**Records for processing:**

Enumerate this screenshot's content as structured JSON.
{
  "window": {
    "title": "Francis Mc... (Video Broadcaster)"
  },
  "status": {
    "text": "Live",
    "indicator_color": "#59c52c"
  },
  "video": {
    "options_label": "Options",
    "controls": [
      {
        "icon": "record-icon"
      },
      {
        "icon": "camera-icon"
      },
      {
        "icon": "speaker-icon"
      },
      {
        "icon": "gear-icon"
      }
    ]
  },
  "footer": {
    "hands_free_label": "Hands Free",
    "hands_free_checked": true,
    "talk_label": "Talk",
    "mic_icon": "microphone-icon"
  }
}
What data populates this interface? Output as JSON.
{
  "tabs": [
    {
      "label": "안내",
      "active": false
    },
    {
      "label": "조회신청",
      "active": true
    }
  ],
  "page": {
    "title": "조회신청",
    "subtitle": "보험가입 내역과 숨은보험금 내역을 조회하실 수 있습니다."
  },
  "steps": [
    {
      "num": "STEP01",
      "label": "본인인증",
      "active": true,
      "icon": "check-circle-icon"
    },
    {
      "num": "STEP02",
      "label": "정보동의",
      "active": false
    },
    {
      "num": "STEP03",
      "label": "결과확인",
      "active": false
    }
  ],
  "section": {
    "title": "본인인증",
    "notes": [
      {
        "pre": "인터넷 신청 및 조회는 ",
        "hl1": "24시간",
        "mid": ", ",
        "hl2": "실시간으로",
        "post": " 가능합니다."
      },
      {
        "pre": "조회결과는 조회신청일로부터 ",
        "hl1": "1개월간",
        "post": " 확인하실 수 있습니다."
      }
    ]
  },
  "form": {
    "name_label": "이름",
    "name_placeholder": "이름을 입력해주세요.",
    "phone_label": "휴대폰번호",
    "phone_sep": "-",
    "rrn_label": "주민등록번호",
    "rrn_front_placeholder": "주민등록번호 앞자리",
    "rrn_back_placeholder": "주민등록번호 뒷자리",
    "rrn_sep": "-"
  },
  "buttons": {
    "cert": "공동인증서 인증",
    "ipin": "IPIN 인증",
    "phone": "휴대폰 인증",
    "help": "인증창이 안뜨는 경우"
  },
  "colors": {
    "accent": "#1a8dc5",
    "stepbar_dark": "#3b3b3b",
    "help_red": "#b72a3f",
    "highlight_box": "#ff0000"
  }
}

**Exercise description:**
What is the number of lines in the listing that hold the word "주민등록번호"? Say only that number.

**Output of the task:**
3